Obviously, it doesn’t have to be this way; we could—and should!—be celebrating diverse fiction year-round. Sure, it’s a blast to celebrate horror during Pride Month and Women in Horror Month, but we all should be doing a little bit more to ensure that we don’t lose sight of the wide array of incredible authors who are writing today. 

So let’s just say this loud and clear, even though we’re not in Pride Month: queer women in horror are creating some of the most vibrant and interesting work in the genre today. To celebrate their inimitable contributions, here are four incredible authors who are both female and queer—and who just so happen to be writing some of the best fiction out there.

And since we’re celebrating a group of writers who don’t normally get their due, let’s focus on a medium that also doesn’t get the credit that it deserves: the fabulous but underrated novella. Rest assured, this quartet of novellas will keep you up at night—and maybe even break your heart in the process. 

Here are four horror novellas by queer women.

Sleep Alone by J.A.W. McCarthy

Sleep Alone

By J.A.W. McCarthy

If you’re a fan of rock music—and in particular stories that focus on scrappy bands trying to make their way in the world—then Sleep Alone is for you. And if you love a good succubus tale, then I can all but guarantee you’re going to adore this incredibly inventive take on an underdog band whose members just happen to be a very special kind of monster.

I was fortunate enough to blurb an early ARC of this book, and all I can say is seriously wow. J.A.W. McCarthy’s style is unlike any other author, and her work draws you in and keeps you entranced until the very end. Needless to say, I adore this novella, and I am very confident you will too. Add this one to your reading list as soon as possible!


Frost Bite

By Angela Sylvaine

If she isn’t already, Angela Sylvaine is a name that needs to be on your horror radar. Her voice is utterly unique, and her stories always take you in directions you never see coming. And if you’re looking for a place to start with her work, look no further than Frost Bite.
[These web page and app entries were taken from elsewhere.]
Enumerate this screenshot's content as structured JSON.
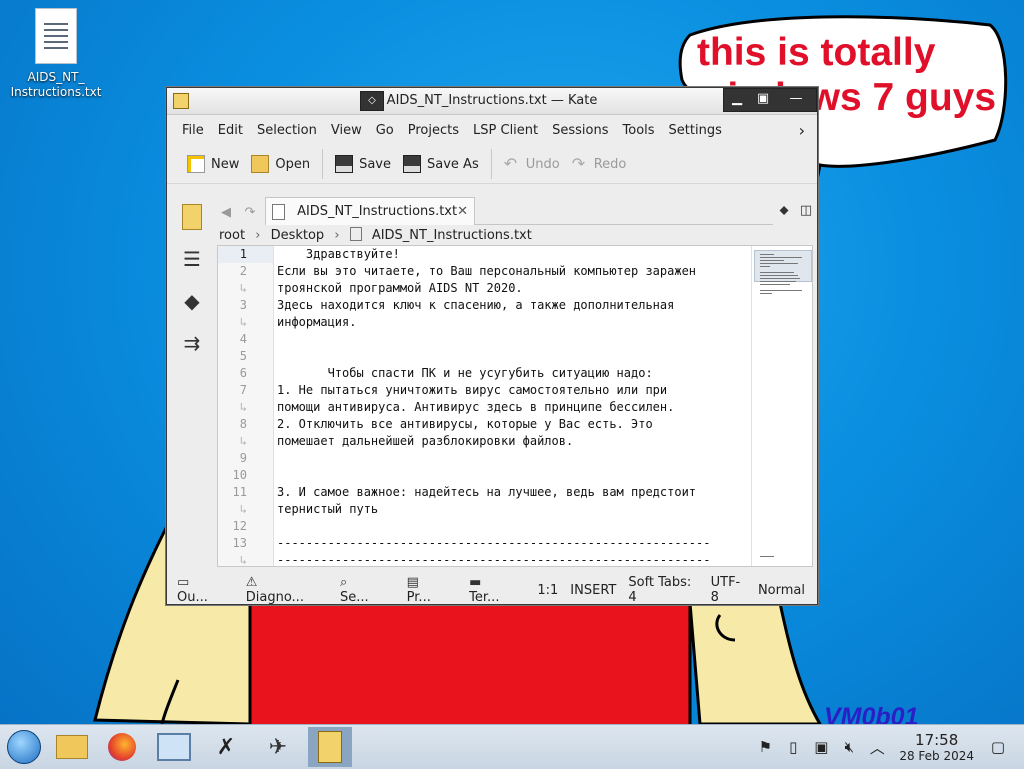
{
  "desktop": {
    "icon_label": "AIDS_NT_\nInstructions.txt",
    "speech_text": "this is totally windows 7 guys",
    "watermark": "VM0b01"
  },
  "window": {
    "title": "AIDS_NT_Instructions.txt — Kate",
    "menu": [
      "File",
      "Edit",
      "Selection",
      "View",
      "Go",
      "Projects",
      "LSP Client",
      "Sessions",
      "Tools",
      "Settings"
    ],
    "menu_more": "›",
    "toolbar": {
      "new": "New",
      "open": "Open",
      "save": "Save",
      "save_as": "Save As",
      "undo": "Undo",
      "redo": "Redo"
    },
    "tab_label": "AIDS_NT_Instructions.txt",
    "tab_close": "✕",
    "breadcrumb": [
      "root",
      "Desktop",
      "AIDS_NT_Instructions.txt"
    ],
    "gutter": [
      "1",
      "2",
      "↳",
      "3",
      "↳",
      "4",
      "5",
      "6",
      "7",
      "↳",
      "8",
      "↳",
      "9",
      "10",
      "11",
      "↳",
      "12",
      "13",
      "↳"
    ],
    "lines": [
      "    Здравствуйте!",
      "Если вы это читаете, то Ваш персональный компьютер заражен",
      "троянской программой AIDS NT 2020.",
      "Здесь находится ключ к спасению, а также дополнительная",
      "информация.",
      "",
      "",
      "       Чтобы спасти ПК и не усугубить ситуацию надо:",
      "1. Не пытаться уничтожить вирус самостоятельно или при",
      "помощи антивируса. Антивирус здесь в принципе бессилен.",
      "2. Отключить все антивирусы, которые у Вас есть. Это",
      "помешает дальнейшей разблокировки файлов.",
      "",
      "",
      "3. И самое важное: надейтесь на лучшее, ведь вам предстоит",
      "тернистый путь",
      "",
      "------------------------------------------------------------",
      "------------------------------------------------------------"
    ],
    "status": {
      "output": "Ou...",
      "diagnostics": "Diagno...",
      "search": "Se...",
      "projects": "Pr...",
      "terminal": "Ter...",
      "position": "1:1",
      "mode": "INSERT",
      "indent": "Soft Tabs: 4",
      "encoding": "UTF-8",
      "syntax": "Normal"
    }
  },
  "taskbar": {
    "time": "17:58",
    "date": "28 Feb 2024"
  }
}
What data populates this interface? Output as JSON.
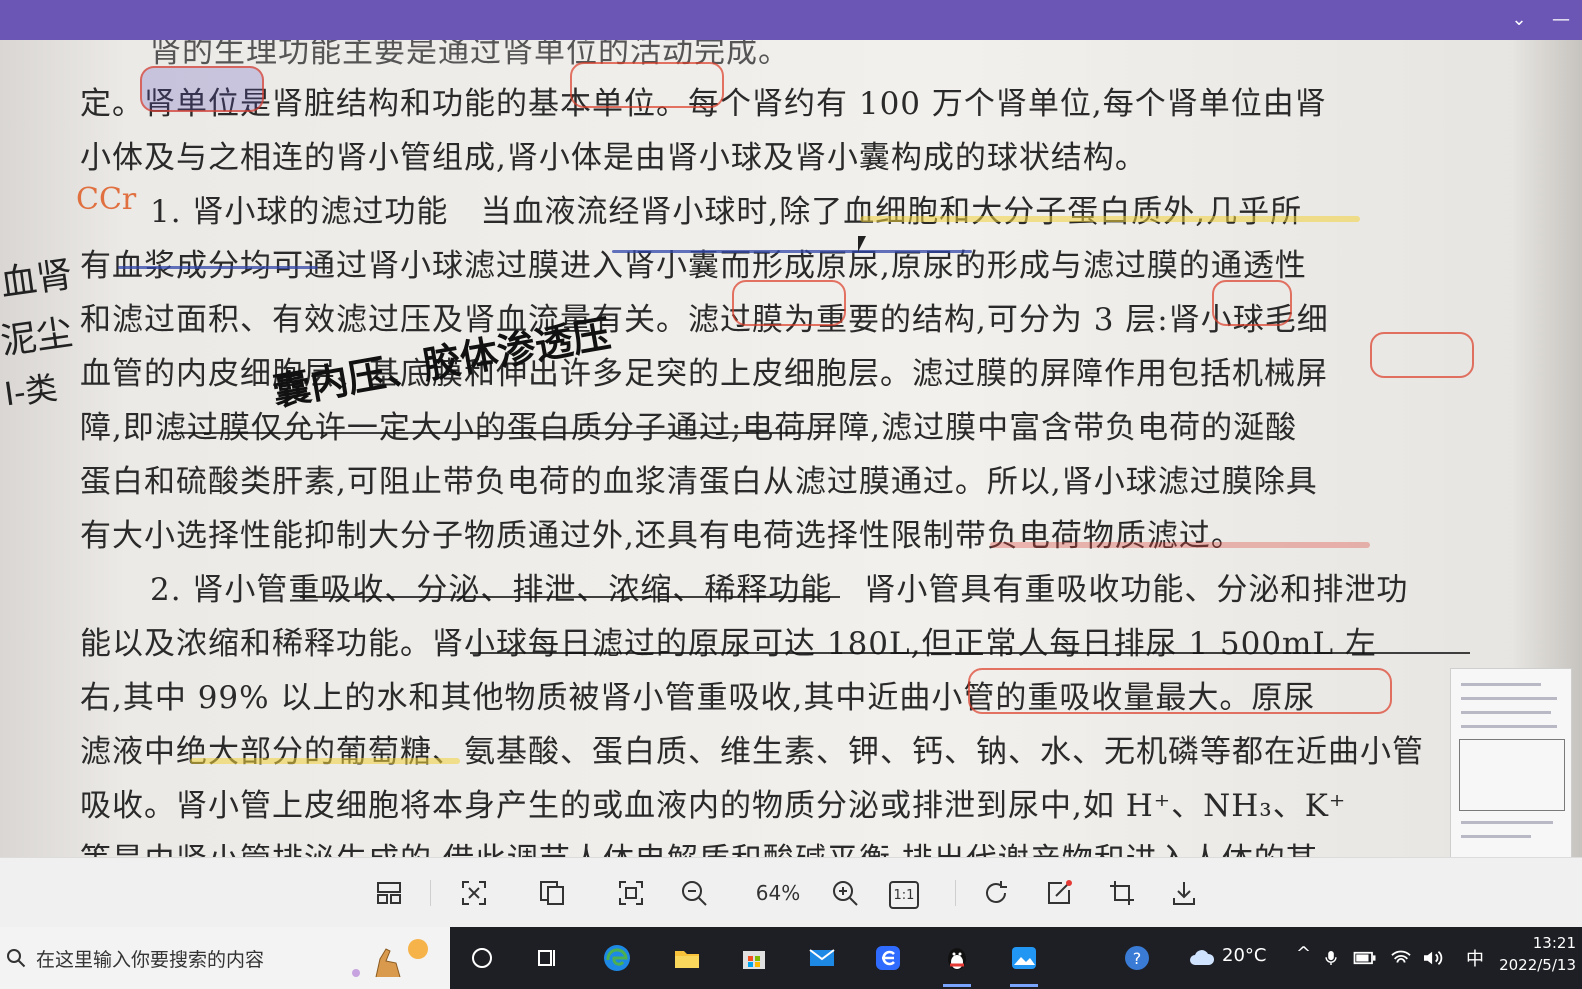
{
  "window": {
    "controls": {
      "chevron": "chevron-down-icon",
      "minimize": "minimize-icon"
    }
  },
  "document": {
    "lines": [
      "肾的生理功能主要是通过肾单位的活动完成。",
      "定。肾单位是肾脏结构和功能的基本单位。每个肾约有 100 万个肾单位,每个肾单位由肾",
      "小体及与之相连的肾小管组成,肾小体是由肾小球及肾小囊构成的球状结构。",
      "1. 肾小球的滤过功能　当血液流经肾小球时,除了血细胞和大分子蛋白质外,几乎所",
      "有血浆成分均可通过肾小球滤过膜进入肾小囊而形成原尿,原尿的形成与滤过膜的通透性",
      "和滤过面积、有效滤过压及肾血流量有关。滤过膜为重要的结构,可分为 3 层:肾小球毛细",
      "血管的内皮细胞层、基底膜和伸出许多足突的上皮细胞层。滤过膜的屏障作用包括机械屏",
      "障,即滤过膜仅允许一定大小的蛋白质分子通过;电荷屏障,滤过膜中富含带负电荷的涎酸",
      "蛋白和硫酸类肝素,可阻止带负电荷的血浆清蛋白从滤过膜通过。所以,肾小球滤过膜除具",
      "有大小选择性能抑制大分子物质通过外,还具有电荷选择性限制带负电荷物质滤过。",
      "2. 肾小管重吸收、分泌、排泄、浓缩、稀释功能　肾小管具有重吸收功能、分泌和排泄功",
      "能以及浓缩和稀释功能。肾小球每日滤过的原尿可达 180L,但正常人每日排尿 1 500mL 左",
      "右,其中 99% 以上的水和其他物质被肾小管重吸收,其中近曲小管的重吸收量最大。原尿",
      "滤液中绝大部分的葡萄糖、氨基酸、蛋白质、维生素、钾、钙、钠、水、无机磷等都在近曲小管",
      "吸收。肾小管上皮细胞将本身产生的或血液内的物质分泌或排泄到尿中,如 H⁺、NH₃、K⁺",
      "等是由肾小管排泌生成的,借此调节人体电解质和酸碱平衡,排出代谢产物和进入人体的某"
    ],
    "handwriting": {
      "margin_ccr": "CCr",
      "left_margin_notes": [
        "血肾",
        "泥尘",
        "I-类"
      ],
      "overwrite": "囊内压、胶体渗透压"
    }
  },
  "toolbar": {
    "zoom": "64%",
    "items": [
      {
        "name": "layout-icon"
      },
      {
        "name": "fit-screen-icon"
      },
      {
        "name": "copy-page-icon"
      },
      {
        "name": "fullscreen-icon"
      },
      {
        "name": "zoom-out-icon"
      },
      {
        "name": "zoom-in-icon"
      },
      {
        "name": "actual-size-icon",
        "label": "1:1"
      },
      {
        "name": "rotate-icon"
      },
      {
        "name": "edit-icon"
      },
      {
        "name": "crop-icon"
      },
      {
        "name": "download-icon"
      }
    ]
  },
  "taskbar": {
    "search_placeholder": "在这里输入你要搜索的内容",
    "weather": "20°C",
    "ime": "中",
    "time": "13:21",
    "date": "2022/5/13"
  },
  "colors": {
    "titlebar": "#6b56b5",
    "taskbar": "#1e1f24",
    "toolbar": "#f0f0f0"
  }
}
As this one clocks in at a little over 250 pages, it might technically be a novel. However, with its brisk pace, it feels like a novella, and since I want to sing its praises before its October release, let’s include it on this list, shall we? Set in the 1990s, this fantastic book even comes with its own featured playlist. A horror novella written by a queer author, and one that’s interactive, too? You know you want to add it to your TBR, and I highly recommend that you do exactly that. 


House of Pungsu

By K.P. Kulski

I’ve said it before and I’ll say it again: K.P. Kulski is one incredible writer. Every chance I get, I recommend her work to horror readers. She’s the real deal, and this novella is just further proof of why she’s among the most vital voices in the genre today.

Based on a Korean folktale, this beautiful and haunting tale focuses on the relationship between three generations of women and the things that haunt their lives, both within their home and beyond it. This novella might only clock in at 86 pages, but its impact will linger with you far beyond the final pages. Don’t say I didn’t warn you. 

shagging the boss

Shagging the Boss

By Rebecca Rowland

Rebecca Rowland is both an author and editor extraordinaire, and she’s crafting some of the best horror books on the market today. Her anthology from Dark Ink, Unburied: A Collection of Queer Dark Fiction, brought together an amazing table of contents of queer authors back in 2021, to much acclaim. Her most recent anthology, American Cannibal, has been making the rounds, and while not exclusively queer, it also features numerous LGBTQ+ authors (including myself). 

But if you’re looking specifically for a novella, then I can unreservedly recommend her 2022 book, Shagging the Boss. A recent college grad accepts what appears to be the opportunity of a lifetime, only to realize too late that her new boss might just be the boogeyman incarnate. This is one exceptional and unforgettable horror novella, so run, don’t walk, to your nearest bookstore and pick up a copy today. 

Featured photo: Yuri Efremov / Unsplash